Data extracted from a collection

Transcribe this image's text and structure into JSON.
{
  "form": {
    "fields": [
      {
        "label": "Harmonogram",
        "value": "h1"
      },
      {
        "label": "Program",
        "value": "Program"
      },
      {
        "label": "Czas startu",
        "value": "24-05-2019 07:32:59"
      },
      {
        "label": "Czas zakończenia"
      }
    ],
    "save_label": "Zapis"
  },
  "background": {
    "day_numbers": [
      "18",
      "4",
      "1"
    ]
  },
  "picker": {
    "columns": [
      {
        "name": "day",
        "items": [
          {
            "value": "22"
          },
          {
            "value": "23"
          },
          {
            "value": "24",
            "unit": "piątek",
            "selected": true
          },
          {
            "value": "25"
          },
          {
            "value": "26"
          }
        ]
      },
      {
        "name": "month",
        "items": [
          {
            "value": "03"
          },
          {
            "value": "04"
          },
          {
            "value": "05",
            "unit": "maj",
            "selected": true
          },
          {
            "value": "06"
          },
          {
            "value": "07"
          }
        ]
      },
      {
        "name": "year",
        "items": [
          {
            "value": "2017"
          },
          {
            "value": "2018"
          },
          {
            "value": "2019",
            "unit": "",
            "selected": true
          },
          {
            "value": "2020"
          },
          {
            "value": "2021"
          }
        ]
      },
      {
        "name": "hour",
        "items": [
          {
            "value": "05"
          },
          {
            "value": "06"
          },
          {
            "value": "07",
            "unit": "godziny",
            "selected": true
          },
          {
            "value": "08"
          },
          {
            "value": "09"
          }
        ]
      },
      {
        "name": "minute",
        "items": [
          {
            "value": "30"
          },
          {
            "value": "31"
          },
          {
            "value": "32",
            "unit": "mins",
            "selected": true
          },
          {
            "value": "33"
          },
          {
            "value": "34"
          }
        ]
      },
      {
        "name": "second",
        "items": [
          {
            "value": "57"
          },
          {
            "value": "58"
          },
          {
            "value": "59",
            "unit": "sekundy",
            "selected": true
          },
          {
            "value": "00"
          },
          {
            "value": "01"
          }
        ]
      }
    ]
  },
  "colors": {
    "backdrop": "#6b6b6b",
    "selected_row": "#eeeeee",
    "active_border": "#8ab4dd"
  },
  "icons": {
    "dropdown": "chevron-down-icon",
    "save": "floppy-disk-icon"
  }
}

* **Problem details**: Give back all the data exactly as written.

* **Exercise answer**:
Transcribe this image's text and structure into JSON.
{
  "form": {
    "fields": [
      {
        "label": "Harmonogram",
        "value": "h1"
      },
      {
        "label": "Program",
        "value": "Program"
      },
      {
        "label": "Czas startu",
        "value": "24-05-2019 07:32:59"
      },
      {
        "label": "Czas zakończenia"
      }
    ],
    "save_label": "Zapis"
  },
  "background": {
    "day_numbers": [
      "18",
      "4",
      "1"
    ]
  },
  "picker": {
    "columns": [
      {
        "name": "day",
        "items": [
          {
            "value": "22"
          },
          {
            "value": "23"
          },
          {
            "value": "24",
            "unit": "piątek",
            "selected": true
          },
          {
            "value": "25"
          },
          {
            "value": "26"
          }
        ]
      },
      {
        "name": "month",
        "items": [
          {
            "value": "03"
          },
          {
            "value": "04"
          },
          {
            "value": "05",
            "unit": "maj",
            "selected": true
          },
          {
            "value": "06"
          },
          {
            "value": "07"
          }
        ]
      },
      {
        "name": "year",
        "items": [
          {
            "value": "2017"
          },
          {
            "value": "2018"
          },
          {
            "value": "2019",
            "unit": "",
            "selected": true
          },
          {
            "value": "2020"
          },
          {
            "value": "2021"
          }
        ]
      },
      {
        "name": "hour",
        "items": [
          {
            "value": "05"
          },
          {
            "value": "06"
          },
          {
            "value": "07",
            "unit": "godziny",
            "selected": true
          },
          {
            "value": "08"
          },
          {
            "value": "09"
          }
        ]
      },
      {
        "name": "minute",
        "items": [
          {
            "value": "30"
          },
          {
            "value": "31"
          },
          {
            "value": "32",
            "unit": "mins",
            "selected": true
          },
          {
            "value": "33"
          },
          {
            "value": "34"
          }
        ]
      },
      {
        "name": "second",
        "items": [
          {
            "value": "57"
          },
          {
            "value": "58"
          },
          {
            "value": "59",
            "unit": "sekundy",
            "selected": true
          },
          {
            "value": "00"
          },
          {
            "value": "01"
          }
        ]
      }
    ]
  },
  "colors": {
    "backdrop": "#6b6b6b",
    "selected_row": "#eeeeee",
    "active_border": "#8ab4dd"
  },
  "icons": {
    "dropdown": "chevron-down-icon",
    "save": "floppy-disk-icon"
  }
}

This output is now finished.